How to complete this task: The entries should each be set down again precisely.

(Element data from apps and pages)
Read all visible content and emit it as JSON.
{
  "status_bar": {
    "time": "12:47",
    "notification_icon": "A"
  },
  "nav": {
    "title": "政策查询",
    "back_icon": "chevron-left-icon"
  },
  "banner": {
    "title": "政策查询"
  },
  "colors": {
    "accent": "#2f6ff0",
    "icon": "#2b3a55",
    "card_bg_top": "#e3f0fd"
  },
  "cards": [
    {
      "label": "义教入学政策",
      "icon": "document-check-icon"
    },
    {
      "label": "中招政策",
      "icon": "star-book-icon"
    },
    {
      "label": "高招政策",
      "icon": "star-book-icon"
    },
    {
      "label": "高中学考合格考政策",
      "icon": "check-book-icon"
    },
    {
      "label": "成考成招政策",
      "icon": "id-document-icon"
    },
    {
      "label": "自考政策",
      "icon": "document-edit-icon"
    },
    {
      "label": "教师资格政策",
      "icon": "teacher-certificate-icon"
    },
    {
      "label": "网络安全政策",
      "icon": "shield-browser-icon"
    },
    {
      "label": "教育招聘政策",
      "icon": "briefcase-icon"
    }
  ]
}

Written response:
Read all visible content and emit it as JSON.
{
  "status_bar": {
    "time": "12:47",
    "notification_icon": "A"
  },
  "nav": {
    "title": "政策查询",
    "back_icon": "chevron-left-icon"
  },
  "banner": {
    "title": "政策查询"
  },
  "colors": {
    "accent": "#2f6ff0",
    "icon": "#2b3a55",
    "card_bg_top": "#e3f0fd"
  },
  "cards": [
    {
      "label": "义教入学政策",
      "icon": "document-check-icon"
    },
    {
      "label": "中招政策",
      "icon": "star-book-icon"
    },
    {
      "label": "高招政策",
      "icon": "star-book-icon"
    },
    {
      "label": "高中学考合格考政策",
      "icon": "check-book-icon"
    },
    {
      "label": "成考成招政策",
      "icon": "id-document-icon"
    },
    {
      "label": "自考政策",
      "icon": "document-edit-icon"
    },
    {
      "label": "教师资格政策",
      "icon": "teacher-certificate-icon"
    },
    {
      "label": "网络安全政策",
      "icon": "shield-browser-icon"
    },
    {
      "label": "教育招聘政策",
      "icon": "briefcase-icon"
    }
  ]
}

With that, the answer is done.